DON NOT STARVE YOUR HORSE!  It is recommended that a horse will need forage of hay grass of between 1.2% and 1.5% (2% for very large breeds) of the bodyweight daily. For example a 500kg horse will need  between 5.9kg - 10kg. Avoid feeding less than 1% of bodyweight.

Feed low quality, low sugar forage. Balance the diet with a low dose rate vitamin and mineral supplement and a good quality protein, from full fat soya or similar.

After treating the initial bout of laminitis , it can be managed by limiting turnout to 1-3 hours a day, preferably late at night , after 10pm or early in the morning before 10am. Ensure you avoid frosts, as this increases the fructins in the grass.

Exercise, this is a subject that can be contradictory  - after the initial treatment , some consider light exercise beneficial as it increases the blood flow to the hooves. In the case of a severe bout of laminitis  this may not always be possible and it could be recommended minimal movement. Your vet will advise you on the best way of treatment.

Cold hosing or using buckets of iced water can be considered an aid to lower the temperature of the feet and offer short term relief until the drugs take effect.


Alfalfa hay or chaff is an excellent addition to most horses diets, even those that are insulin resistant. It is lower in starch and sugar than most grass hays. With a higher protein content however it does make it more calorific.

You can feed a laminitic horse feeds that are specifically designed for metabolic issues, a ratio balancer. or vitamin &mineral supplements . These can be used with a combined sugar/starch content of no more than 10-12%

Magnesium and chronium both assist insulin and glucose dynamics, with Zinc, Copper, Selenium, Vit E, iodinised salt, are also up there on the essentials list, together with essential amino acids such as Lysine, Methionine and Thereonine.

Feeds such as micronised linseed is also an excellent choice for feeding the laminitic horse. It contains low starch, low sugar, high  protein, it is high in Omega oils. It is a magical feed that provides anti-inflammatory properties and it is highly palatable for most horses. Many of the supplement and balancers use linseed as  an ingredient.

There are many supplements on the market, these are not drugs and thus do not come under the regulations of medicines act. They are considered to be feed additives and are loosely regulated under the feeding stuffs regulations and as such  are not allowed to claim that they prevent, cure or treat laminitis.  Although the majority of supplements are produced by reputable companies with long histories of horse healthcare and specific ingredients that can be of great value.

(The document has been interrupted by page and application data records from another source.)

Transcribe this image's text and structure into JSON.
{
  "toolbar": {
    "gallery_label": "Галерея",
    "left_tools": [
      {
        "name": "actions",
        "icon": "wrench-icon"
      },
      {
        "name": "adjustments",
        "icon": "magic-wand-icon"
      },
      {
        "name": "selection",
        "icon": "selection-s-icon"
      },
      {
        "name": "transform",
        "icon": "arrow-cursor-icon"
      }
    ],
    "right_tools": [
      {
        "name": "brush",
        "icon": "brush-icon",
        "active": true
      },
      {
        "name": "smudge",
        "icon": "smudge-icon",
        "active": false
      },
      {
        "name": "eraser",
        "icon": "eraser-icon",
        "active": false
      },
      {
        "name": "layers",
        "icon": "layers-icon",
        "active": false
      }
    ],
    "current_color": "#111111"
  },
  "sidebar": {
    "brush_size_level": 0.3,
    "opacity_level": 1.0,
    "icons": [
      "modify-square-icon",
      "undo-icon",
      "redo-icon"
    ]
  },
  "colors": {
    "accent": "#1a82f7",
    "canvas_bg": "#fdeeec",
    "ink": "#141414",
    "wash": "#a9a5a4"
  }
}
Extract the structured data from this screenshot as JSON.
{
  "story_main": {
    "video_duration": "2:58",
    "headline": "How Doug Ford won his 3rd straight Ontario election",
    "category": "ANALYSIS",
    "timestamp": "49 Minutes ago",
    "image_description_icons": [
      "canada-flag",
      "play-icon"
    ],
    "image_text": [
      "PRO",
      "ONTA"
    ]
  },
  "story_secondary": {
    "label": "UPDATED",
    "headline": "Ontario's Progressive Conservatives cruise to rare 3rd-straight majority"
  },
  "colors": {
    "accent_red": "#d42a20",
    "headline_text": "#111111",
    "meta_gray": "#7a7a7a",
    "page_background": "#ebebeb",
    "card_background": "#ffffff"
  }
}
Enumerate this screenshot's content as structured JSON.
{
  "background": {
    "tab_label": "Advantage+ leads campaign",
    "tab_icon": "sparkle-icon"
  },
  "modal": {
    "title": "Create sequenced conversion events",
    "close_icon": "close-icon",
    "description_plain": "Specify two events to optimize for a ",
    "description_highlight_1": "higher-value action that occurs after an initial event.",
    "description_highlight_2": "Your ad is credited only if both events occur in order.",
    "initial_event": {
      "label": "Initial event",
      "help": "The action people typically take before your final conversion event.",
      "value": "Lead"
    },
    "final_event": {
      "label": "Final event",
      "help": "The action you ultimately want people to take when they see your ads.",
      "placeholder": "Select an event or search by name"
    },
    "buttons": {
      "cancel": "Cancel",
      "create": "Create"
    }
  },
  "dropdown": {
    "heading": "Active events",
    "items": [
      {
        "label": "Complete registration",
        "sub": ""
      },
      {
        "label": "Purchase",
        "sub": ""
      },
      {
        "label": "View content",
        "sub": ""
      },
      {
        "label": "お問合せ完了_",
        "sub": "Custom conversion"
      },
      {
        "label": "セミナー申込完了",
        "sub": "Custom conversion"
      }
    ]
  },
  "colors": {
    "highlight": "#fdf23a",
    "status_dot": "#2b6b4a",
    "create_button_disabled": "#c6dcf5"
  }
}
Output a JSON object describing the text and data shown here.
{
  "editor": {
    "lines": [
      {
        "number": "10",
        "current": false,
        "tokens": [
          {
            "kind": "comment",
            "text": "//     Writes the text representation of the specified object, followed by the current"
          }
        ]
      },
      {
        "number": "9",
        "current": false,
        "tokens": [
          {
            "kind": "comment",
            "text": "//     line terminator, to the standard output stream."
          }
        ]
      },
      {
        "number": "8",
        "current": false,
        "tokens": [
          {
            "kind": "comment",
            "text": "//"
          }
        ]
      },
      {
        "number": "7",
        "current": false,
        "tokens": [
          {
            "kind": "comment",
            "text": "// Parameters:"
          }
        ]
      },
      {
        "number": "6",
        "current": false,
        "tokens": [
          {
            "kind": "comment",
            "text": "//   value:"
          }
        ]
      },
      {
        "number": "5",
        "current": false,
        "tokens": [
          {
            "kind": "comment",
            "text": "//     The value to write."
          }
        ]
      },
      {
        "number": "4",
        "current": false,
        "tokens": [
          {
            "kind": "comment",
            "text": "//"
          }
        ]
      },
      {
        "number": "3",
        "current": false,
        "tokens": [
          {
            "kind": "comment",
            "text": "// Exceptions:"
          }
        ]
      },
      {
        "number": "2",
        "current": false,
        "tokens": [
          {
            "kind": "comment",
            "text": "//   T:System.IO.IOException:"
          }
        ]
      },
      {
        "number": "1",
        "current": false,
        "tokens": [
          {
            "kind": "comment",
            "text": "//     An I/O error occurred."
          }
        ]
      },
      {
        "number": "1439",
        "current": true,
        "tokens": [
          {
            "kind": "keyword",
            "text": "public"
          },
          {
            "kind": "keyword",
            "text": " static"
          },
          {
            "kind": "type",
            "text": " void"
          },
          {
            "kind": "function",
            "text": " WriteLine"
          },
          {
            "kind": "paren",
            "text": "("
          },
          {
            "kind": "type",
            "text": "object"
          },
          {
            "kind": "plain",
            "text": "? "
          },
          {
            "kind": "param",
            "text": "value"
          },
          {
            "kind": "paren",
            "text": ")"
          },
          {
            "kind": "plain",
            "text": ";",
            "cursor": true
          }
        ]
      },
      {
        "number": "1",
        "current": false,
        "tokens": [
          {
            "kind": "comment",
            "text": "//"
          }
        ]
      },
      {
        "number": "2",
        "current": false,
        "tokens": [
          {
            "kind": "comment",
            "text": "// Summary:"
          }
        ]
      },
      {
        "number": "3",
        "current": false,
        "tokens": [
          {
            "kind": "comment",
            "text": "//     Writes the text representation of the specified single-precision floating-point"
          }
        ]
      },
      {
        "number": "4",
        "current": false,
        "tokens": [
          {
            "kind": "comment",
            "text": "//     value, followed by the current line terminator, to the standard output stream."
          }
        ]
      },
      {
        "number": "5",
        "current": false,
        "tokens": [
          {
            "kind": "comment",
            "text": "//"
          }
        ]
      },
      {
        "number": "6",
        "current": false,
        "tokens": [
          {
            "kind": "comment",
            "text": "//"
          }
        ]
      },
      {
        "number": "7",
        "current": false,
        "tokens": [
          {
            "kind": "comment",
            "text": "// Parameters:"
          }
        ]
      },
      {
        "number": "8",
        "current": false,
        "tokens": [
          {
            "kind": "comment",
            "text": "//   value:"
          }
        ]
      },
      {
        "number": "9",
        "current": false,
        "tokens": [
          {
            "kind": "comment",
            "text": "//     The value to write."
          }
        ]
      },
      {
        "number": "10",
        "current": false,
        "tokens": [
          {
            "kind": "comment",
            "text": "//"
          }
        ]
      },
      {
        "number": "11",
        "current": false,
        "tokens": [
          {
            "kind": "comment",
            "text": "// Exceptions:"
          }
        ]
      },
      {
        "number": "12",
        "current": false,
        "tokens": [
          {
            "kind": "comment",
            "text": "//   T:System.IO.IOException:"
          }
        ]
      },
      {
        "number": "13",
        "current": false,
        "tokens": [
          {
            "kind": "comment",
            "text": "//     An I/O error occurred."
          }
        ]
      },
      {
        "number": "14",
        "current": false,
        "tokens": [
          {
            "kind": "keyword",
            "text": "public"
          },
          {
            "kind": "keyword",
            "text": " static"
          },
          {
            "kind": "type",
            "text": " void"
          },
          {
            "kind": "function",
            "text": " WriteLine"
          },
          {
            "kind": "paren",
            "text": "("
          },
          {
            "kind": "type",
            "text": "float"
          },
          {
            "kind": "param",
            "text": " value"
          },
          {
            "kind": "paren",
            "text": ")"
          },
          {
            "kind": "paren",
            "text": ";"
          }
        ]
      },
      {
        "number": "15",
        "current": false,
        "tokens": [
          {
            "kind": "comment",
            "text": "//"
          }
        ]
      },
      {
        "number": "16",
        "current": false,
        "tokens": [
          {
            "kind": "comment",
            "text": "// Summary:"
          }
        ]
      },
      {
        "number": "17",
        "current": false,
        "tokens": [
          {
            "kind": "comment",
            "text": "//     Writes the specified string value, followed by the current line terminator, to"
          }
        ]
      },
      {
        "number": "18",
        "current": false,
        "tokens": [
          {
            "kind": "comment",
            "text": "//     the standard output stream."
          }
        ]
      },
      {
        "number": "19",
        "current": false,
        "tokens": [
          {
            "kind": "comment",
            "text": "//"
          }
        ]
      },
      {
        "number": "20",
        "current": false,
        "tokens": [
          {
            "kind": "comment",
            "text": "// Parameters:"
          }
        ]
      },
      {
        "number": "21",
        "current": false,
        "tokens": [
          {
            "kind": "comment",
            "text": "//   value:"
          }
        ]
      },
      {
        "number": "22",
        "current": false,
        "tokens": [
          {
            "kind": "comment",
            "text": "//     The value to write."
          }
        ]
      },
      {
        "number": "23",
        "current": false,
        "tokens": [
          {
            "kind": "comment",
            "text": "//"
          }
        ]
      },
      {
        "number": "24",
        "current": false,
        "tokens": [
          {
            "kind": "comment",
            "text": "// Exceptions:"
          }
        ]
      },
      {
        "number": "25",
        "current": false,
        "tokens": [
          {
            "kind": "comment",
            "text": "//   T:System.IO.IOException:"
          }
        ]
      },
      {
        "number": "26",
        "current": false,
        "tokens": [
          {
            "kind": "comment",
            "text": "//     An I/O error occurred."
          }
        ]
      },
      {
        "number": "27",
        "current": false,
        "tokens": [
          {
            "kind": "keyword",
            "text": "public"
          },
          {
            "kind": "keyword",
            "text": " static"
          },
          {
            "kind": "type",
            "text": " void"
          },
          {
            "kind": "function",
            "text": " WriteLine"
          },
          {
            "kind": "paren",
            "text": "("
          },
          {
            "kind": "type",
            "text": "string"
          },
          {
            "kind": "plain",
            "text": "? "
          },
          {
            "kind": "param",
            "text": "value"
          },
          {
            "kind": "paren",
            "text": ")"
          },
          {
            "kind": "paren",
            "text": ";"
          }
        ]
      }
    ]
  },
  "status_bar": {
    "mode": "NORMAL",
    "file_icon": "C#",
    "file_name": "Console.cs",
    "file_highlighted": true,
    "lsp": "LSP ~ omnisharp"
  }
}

We have found a couple of great links to guides on the Laminitic Horse, offering feeding guidelines, body scoring and top tips.

Take a look for yourselves at



To see suitable laminitic feeds and supplements available from us  CLICK HERE

Disclaimer - The details contained within this article are for information suggestion purposes only and do not take the place of professional advice  from Vets or Farriers. The material has been sourced from various articles from vets, farriers, feed manufacturers and other advisory bodies. No responsibility will be taken for the accuracy of this information. No liability will be accepted for any damage arising from use, reference or reliance from any of the information given. We will always stand by our opinion that you seek the advice of professionals.